RECORD EXCERPTS:
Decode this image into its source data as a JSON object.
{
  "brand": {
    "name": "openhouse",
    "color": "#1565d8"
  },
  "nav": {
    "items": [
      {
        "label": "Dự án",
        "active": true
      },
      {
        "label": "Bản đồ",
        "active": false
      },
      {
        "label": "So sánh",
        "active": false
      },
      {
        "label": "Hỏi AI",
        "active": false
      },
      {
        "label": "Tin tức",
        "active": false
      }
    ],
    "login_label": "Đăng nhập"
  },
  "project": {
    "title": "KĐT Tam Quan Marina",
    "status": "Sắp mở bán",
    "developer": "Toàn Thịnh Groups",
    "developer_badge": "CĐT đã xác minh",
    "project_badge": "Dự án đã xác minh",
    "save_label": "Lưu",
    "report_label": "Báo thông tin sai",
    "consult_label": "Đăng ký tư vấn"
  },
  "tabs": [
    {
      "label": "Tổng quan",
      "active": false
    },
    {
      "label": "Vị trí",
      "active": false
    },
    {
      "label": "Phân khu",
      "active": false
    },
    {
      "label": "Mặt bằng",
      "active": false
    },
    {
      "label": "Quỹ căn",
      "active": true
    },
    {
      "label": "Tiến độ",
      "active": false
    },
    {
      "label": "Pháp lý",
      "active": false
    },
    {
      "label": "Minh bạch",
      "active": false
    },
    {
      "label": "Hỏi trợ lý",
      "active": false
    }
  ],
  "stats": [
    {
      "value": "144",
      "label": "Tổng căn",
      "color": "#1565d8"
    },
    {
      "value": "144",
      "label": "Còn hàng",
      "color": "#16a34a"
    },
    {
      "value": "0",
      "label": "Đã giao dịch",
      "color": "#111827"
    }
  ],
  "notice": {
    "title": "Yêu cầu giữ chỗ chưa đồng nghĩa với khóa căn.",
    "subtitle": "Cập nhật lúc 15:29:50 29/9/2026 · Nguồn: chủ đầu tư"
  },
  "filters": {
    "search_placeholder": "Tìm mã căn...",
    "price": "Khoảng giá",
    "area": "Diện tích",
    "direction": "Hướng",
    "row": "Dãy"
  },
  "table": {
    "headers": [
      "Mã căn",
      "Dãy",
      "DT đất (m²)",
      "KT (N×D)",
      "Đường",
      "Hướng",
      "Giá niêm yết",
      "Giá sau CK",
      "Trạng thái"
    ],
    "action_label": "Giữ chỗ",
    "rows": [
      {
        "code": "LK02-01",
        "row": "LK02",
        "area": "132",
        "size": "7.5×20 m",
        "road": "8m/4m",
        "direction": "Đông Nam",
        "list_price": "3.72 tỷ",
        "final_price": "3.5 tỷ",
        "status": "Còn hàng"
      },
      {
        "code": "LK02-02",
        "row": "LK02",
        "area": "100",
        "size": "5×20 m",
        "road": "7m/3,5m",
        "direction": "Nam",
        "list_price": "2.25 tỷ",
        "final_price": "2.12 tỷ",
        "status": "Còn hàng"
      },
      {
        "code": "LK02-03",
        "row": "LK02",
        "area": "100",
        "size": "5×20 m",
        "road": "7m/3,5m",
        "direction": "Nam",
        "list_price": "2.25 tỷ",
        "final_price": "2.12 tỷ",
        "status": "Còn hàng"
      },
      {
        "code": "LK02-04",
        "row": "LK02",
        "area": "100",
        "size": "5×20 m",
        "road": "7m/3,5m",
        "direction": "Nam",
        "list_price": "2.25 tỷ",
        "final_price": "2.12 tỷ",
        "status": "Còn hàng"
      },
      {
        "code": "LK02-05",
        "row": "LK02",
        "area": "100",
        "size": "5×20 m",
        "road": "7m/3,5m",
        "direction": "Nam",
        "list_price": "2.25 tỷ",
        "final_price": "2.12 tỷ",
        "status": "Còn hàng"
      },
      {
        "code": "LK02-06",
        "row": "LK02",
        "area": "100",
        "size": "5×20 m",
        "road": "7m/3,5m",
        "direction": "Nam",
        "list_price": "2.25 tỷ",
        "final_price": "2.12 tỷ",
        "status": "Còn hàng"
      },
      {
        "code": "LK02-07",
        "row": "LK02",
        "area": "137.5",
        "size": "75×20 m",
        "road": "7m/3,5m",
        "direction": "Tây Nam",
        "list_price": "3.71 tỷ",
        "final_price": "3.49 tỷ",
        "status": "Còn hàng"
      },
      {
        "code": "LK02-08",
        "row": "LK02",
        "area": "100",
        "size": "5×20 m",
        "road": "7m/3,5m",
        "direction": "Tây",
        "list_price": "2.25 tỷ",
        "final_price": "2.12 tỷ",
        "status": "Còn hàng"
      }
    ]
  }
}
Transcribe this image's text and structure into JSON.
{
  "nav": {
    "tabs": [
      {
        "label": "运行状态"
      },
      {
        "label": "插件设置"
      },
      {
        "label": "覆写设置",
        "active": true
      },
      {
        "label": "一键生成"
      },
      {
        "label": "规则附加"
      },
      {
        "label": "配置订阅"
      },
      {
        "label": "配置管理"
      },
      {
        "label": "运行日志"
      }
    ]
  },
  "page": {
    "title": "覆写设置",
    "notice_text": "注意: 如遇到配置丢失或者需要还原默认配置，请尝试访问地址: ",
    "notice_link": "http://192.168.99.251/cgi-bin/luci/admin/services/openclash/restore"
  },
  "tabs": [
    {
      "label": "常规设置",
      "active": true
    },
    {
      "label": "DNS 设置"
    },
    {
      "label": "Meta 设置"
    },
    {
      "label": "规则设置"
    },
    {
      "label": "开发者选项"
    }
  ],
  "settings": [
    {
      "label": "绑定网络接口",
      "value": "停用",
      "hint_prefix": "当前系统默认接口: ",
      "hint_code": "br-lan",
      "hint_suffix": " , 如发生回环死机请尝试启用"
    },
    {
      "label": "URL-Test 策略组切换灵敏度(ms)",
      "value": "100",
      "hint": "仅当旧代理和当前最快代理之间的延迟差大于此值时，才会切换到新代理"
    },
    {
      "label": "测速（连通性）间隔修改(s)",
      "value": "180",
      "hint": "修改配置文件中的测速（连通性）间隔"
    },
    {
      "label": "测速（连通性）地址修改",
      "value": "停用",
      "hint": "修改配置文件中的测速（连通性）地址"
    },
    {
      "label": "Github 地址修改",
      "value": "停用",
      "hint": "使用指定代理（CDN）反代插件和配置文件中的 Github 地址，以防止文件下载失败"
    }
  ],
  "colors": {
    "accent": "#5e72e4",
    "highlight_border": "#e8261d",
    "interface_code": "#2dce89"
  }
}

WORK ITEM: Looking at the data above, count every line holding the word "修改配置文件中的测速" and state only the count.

ANSWER BOX: 2